The 1624 printing of Smith’s map showed the explorer with a less extravagant mane
The 1624 printing of Smith’s map showed the explorer with a less extravagant mane

Like many official documents of the time, this map puffed up its royal sponsors, with a title dedicated to “the high and mighty Prince Charles,” who by this edition had become the King of England. The name of the Charles River was meant to flatter Charles, as well, during a time when Smith was seeking to convince the king to sponsor his proposed military expeditions. Smith died in 1631, four years before this version of the map was published, and, perhaps in commemoration of the deceased adventurer, this map features an amusing piece of personal distortion.

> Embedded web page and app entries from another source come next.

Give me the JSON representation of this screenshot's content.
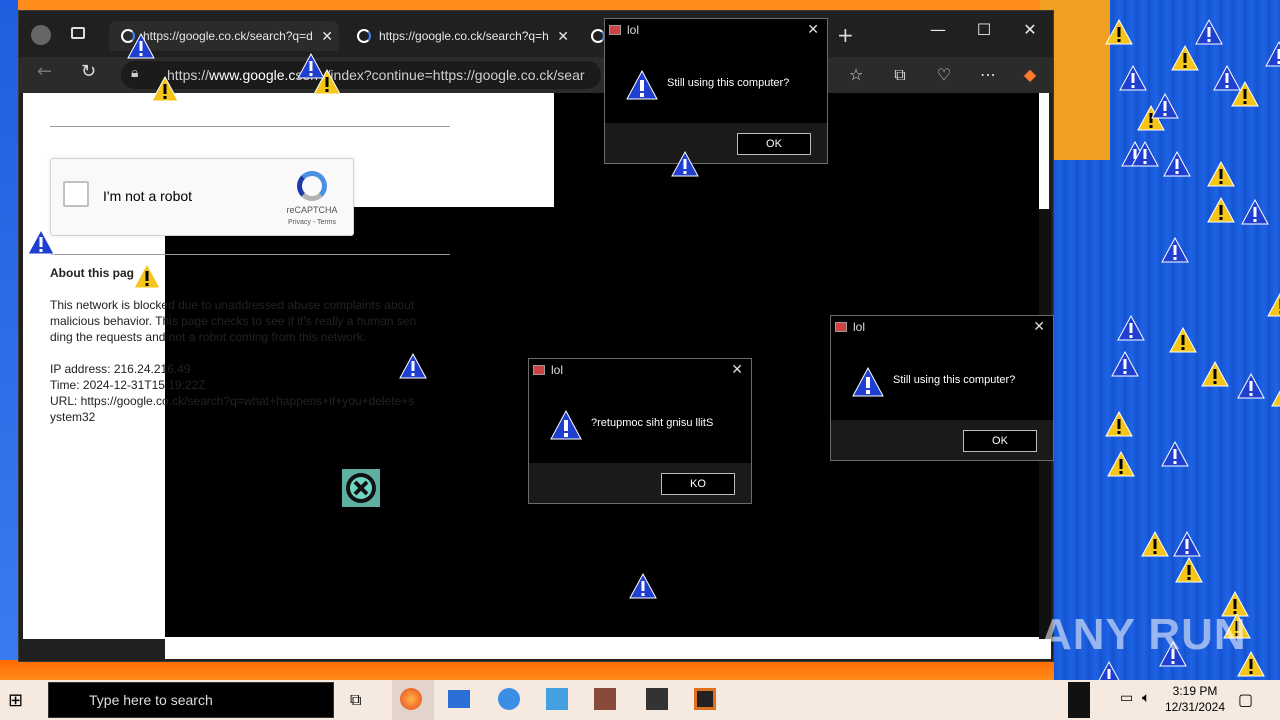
{
  "browser": {
    "tabs": [
      {
        "label": "https://google.co.ck/search?q=d"
      },
      {
        "label": "https://google.co.ck/search?q=h"
      }
    ],
    "address_prefix": "https://",
    "address_domain": "www.google.c",
    "address_rest": "sorry/index?continue=https://google.co.ck/sear"
  },
  "page": {
    "captcha_label": "I'm not a robot",
    "captcha_brand": "reCAPTCHA",
    "captcha_links": "Privacy - Terms",
    "about_heading": "About this pag",
    "body_lines": [
      "This network is blocked due to unaddressed abuse complaints about",
      "malicious behavior. This page checks to see if it's really a human sen",
      "ding the requests and not a robot coming from this network."
    ],
    "ip_line": "IP address: 216.24.216.49",
    "time_line": "Time: 2024-12-31T15:19:22Z",
    "url_line_1": "URL: https://google.co.ck/search?q=what+happens+if+you+delete+s",
    "url_line_2": "ystem32"
  },
  "dialogs": [
    {
      "title": "lol",
      "message": "Still using this computer?",
      "button": "OK"
    },
    {
      "title": "lol",
      "message": "?retupmoc siht gnisu llitS",
      "button": "KO"
    },
    {
      "title": "lol",
      "message": "Still using this computer?",
      "button": "OK"
    }
  ],
  "taskbar": {
    "search_placeholder": "Type here to search",
    "time": "3:19 PM",
    "date": "12/31/2024"
  },
  "watermark": "ANY RUN",
  "colors": {
    "desktop_blue": "#1857d8",
    "desktop_orange": "#ff8c1a",
    "warning_yellow": "#f5c518",
    "alert_blue": "#1f3fd1"
  }
}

Compared to the earlier editions, John Smith’s portrait here has been embellished with a richer, fuller beard.


Smith 1616
John Smith, A Description of New England (1616). Paul Royster, ed., Electronic Texts in American Studies 4.
Wood 1634
William Wood, New Englands Prospect (London: John Bellamie, 1634). Reprinted 1898.